Microsoft this week will begin utilizing a new generation of its Live Search service, hoping to gain on its rivals at Google and Yahoo. The new Live Search will be displayed to US-based customers within the week, Microsoft says, and then throughout the world by the end of October.
"With this update to Live Search, our engineering focus is on the areas that matter most to our 185 million consumers who use our service every month," says Microsoft corporate vice president Satya Nadella. "We have made dramatic progress in delivering a better search experience to our customers. We know what kinds of things consumers are searching for, and we have invested in those key high-interest verticals, including entertainment, shopping, health and local search.

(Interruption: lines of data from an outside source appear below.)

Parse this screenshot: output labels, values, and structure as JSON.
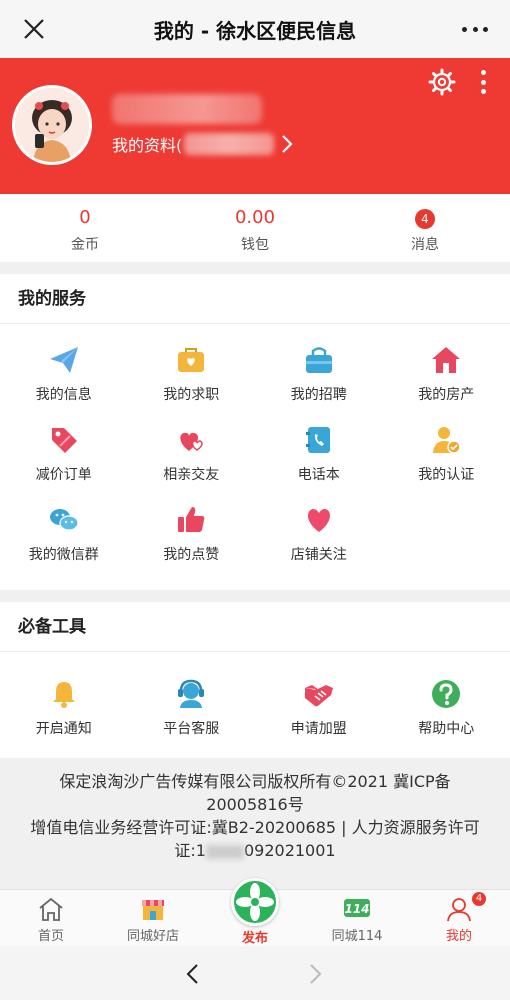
{
  "nav": {
    "title": "我的 - 徐水区便民信息"
  },
  "profile": {
    "link_label": "我的资料("
  },
  "stats": [
    {
      "value": "0",
      "label": "金币"
    },
    {
      "value": "0.00",
      "label": "钱包"
    },
    {
      "badge": "4",
      "label": "消息"
    }
  ],
  "services": {
    "title": "我的服务",
    "items": [
      {
        "label": "我的信息",
        "icon": "paper-plane-icon"
      },
      {
        "label": "我的求职",
        "icon": "briefcase-heart-icon"
      },
      {
        "label": "我的招聘",
        "icon": "shopping-bag-icon"
      },
      {
        "label": "我的房产",
        "icon": "house-icon"
      },
      {
        "label": "减价订单",
        "icon": "price-tag-icon"
      },
      {
        "label": "相亲交友",
        "icon": "hearts-icon"
      },
      {
        "label": "电话本",
        "icon": "phonebook-icon"
      },
      {
        "label": "我的认证",
        "icon": "verified-user-icon"
      },
      {
        "label": "我的微信群",
        "icon": "wechat-icon"
      },
      {
        "label": "我的点赞",
        "icon": "thumbs-up-icon"
      },
      {
        "label": "店铺关注",
        "icon": "heart-icon"
      }
    ]
  },
  "tools": {
    "title": "必备工具",
    "items": [
      {
        "label": "开启通知",
        "icon": "bell-icon"
      },
      {
        "label": "平台客服",
        "icon": "headset-icon"
      },
      {
        "label": "申请加盟",
        "icon": "handshake-icon"
      },
      {
        "label": "帮助中心",
        "icon": "question-icon"
      }
    ]
  },
  "footer": {
    "line1": "保定浪淘沙广告传媒有限公司版权所有©2021 冀ICP备20005816号",
    "line2a": "增值电信业务经营许可证:冀B2-20200685 | 人力资源服务许可证:1",
    "line2b": "092021001"
  },
  "tabs": [
    {
      "label": "首页",
      "icon": "home-icon"
    },
    {
      "label": "同城好店",
      "icon": "store-icon"
    },
    {
      "label": "发布",
      "icon": "publish-fan-icon"
    },
    {
      "label": "同城114",
      "icon": "directory-114-icon"
    },
    {
      "label": "我的",
      "icon": "user-icon",
      "badge": "4"
    }
  ],
  "colors": {
    "brand_red": "#ee3a33",
    "accent_green": "#2bb35a"
  }
}
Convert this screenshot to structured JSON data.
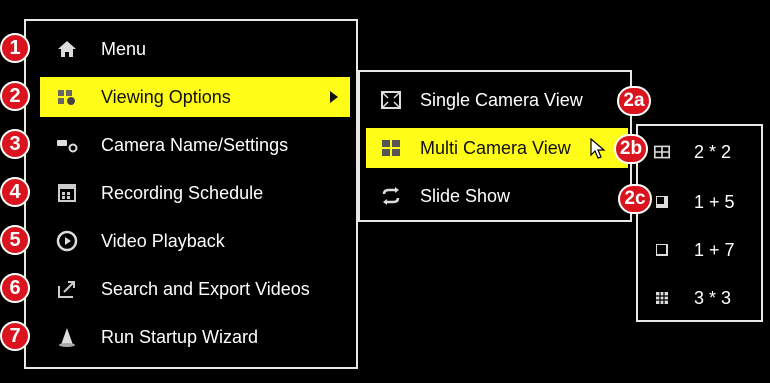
{
  "main_menu": {
    "items": [
      {
        "label": "Menu",
        "icon": "home-icon",
        "badge": "1"
      },
      {
        "label": "Viewing Options",
        "icon": "viewing-options-icon",
        "badge": "2",
        "selected": true
      },
      {
        "label": "Camera Name/Settings",
        "icon": "camera-icon",
        "badge": "3"
      },
      {
        "label": "Recording Schedule",
        "icon": "calendar-icon",
        "badge": "4"
      },
      {
        "label": "Video Playback",
        "icon": "playback-icon",
        "badge": "5"
      },
      {
        "label": "Search and Export Videos",
        "icon": "export-icon",
        "badge": "6"
      },
      {
        "label": "Run Startup Wizard",
        "icon": "wizard-icon",
        "badge": "7"
      }
    ]
  },
  "sub_menu": {
    "items": [
      {
        "label": "Single Camera View",
        "icon": "single-view-icon",
        "badge": "2a"
      },
      {
        "label": "Multi Camera View",
        "icon": "multi-view-icon",
        "badge": "2b",
        "selected": true
      },
      {
        "label": "Slide Show",
        "icon": "slideshow-icon"
      }
    ]
  },
  "layout_menu": {
    "badge": "2c",
    "items": [
      {
        "label": "2 * 2",
        "icon": "grid-2x2-icon"
      },
      {
        "label": "1 + 5",
        "icon": "grid-1plus5-icon"
      },
      {
        "label": "1 + 7",
        "icon": "grid-1plus7-icon"
      },
      {
        "label": "3 * 3",
        "icon": "grid-3x3-icon"
      }
    ]
  },
  "colors": {
    "highlight": "#fffc17",
    "badge": "#d9141e",
    "border": "#e8e8e8",
    "background": "#000000"
  }
}
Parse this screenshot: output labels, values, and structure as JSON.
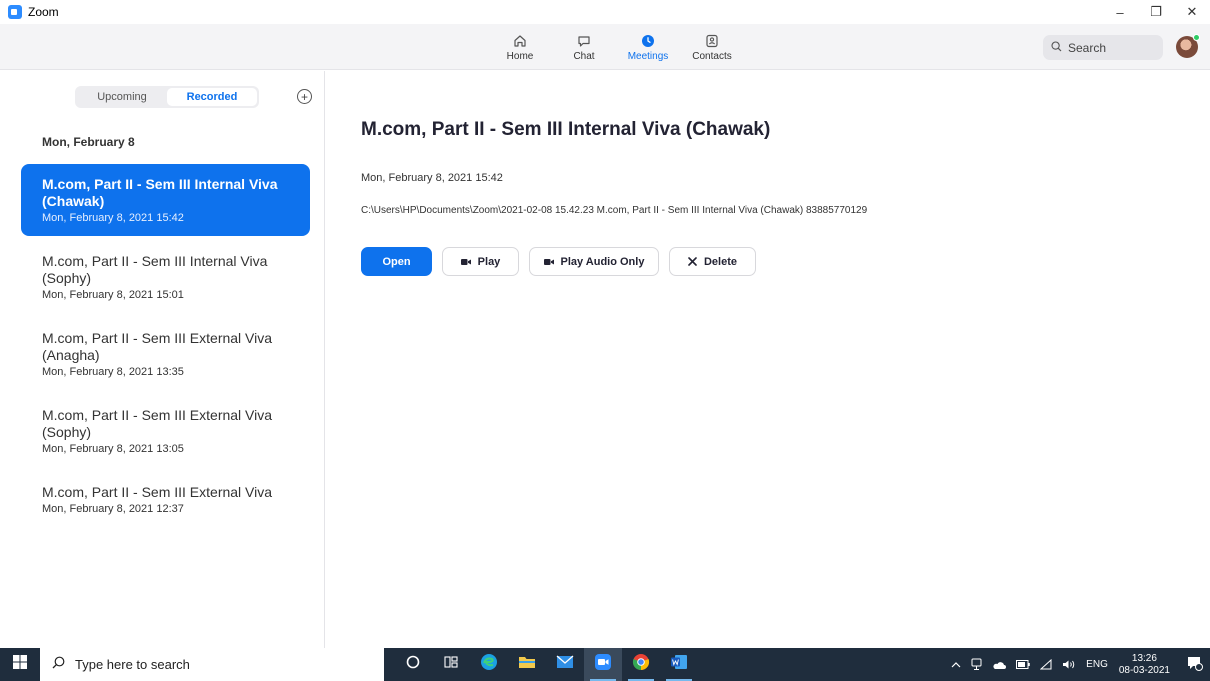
{
  "window": {
    "title": "Zoom",
    "controls": {
      "minimize": "–",
      "restore": "❐",
      "close": "✕"
    }
  },
  "nav": {
    "tabs": [
      {
        "label": "Home",
        "icon": "home-icon"
      },
      {
        "label": "Chat",
        "icon": "chat-icon"
      },
      {
        "label": "Meetings",
        "icon": "clock-icon",
        "active": true
      },
      {
        "label": "Contacts",
        "icon": "contacts-icon"
      }
    ],
    "search_placeholder": "Search"
  },
  "sidebar": {
    "tabs": [
      {
        "label": "Upcoming"
      },
      {
        "label": "Recorded",
        "active": true
      }
    ],
    "date_header": "Mon, February 8",
    "recordings": [
      {
        "title": "M.com, Part II - Sem III Internal Viva (Chawak)",
        "time": "Mon, February 8, 2021 15:42",
        "selected": true
      },
      {
        "title": "M.com, Part II - Sem III Internal Viva (Sophy)",
        "time": "Mon, February 8, 2021 15:01"
      },
      {
        "title": "M.com, Part II - Sem III External Viva (Anagha)",
        "time": "Mon, February 8, 2021 13:35"
      },
      {
        "title": "M.com, Part II - Sem III External Viva (Sophy)",
        "time": "Mon, February 8, 2021 13:05"
      },
      {
        "title": "M.com, Part II - Sem III External Viva",
        "time": "Mon, February 8, 2021 12:37"
      }
    ]
  },
  "detail": {
    "title": "M.com, Part II - Sem III Internal Viva (Chawak)",
    "date": "Mon, February 8, 2021 15:42",
    "path": "C:\\Users\\HP\\Documents\\Zoom\\2021-02-08 15.42.23 M.com, Part II - Sem III Internal Viva (Chawak) 83885770129",
    "buttons": {
      "open": "Open",
      "play": "Play",
      "play_audio": "Play Audio Only",
      "delete": "Delete"
    }
  },
  "taskbar": {
    "search_placeholder": "Type here to search",
    "language": "ENG",
    "time": "13:26",
    "date": "08-03-2021",
    "notification_count": "1"
  },
  "colors": {
    "accent": "#0e72ed",
    "taskbar": "#1f2d3d"
  }
}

With the core platform in place we intend to win customers and earn their loyalty one query at a time."
Those words may be prophetic: In addition to never rising out of third place in the Web search market despite years of research and development work and spending on Live Search, some Web metrics firms report Microsoft has actually lost share over this time. Microsoft believes, however, that the key to winning customers is to simply provide a better experience and, of course, better results.
To that end, the new Live Search features include a search index that is now four times larger than the one uses when the service started, new algorithms for understanding what it is that people are really trying to find, on-the-fly results updating, and an improved version of the service's rich answers feature, which is triggered in response to specific queries about the weather, images, celebrities, sports, stocks, maps, and other topics. Microsoft has also made investments in so-called vertical searches, responding to the fact that over 40 percent of all Web searches involve entertainment, shopping, health and local search.
While Microsoft's Web search service has always provided some relevant and obvious advantages over Google and Yahoo search services, the company has had difficulty gaining new users, and it's unclear whether these changes will reverse this trend. What could help, however, is Microsoft's decision to better coordinate and integrate its various Windows Live services into a more cohesive set of offerings. This, too, could take years to realize, however.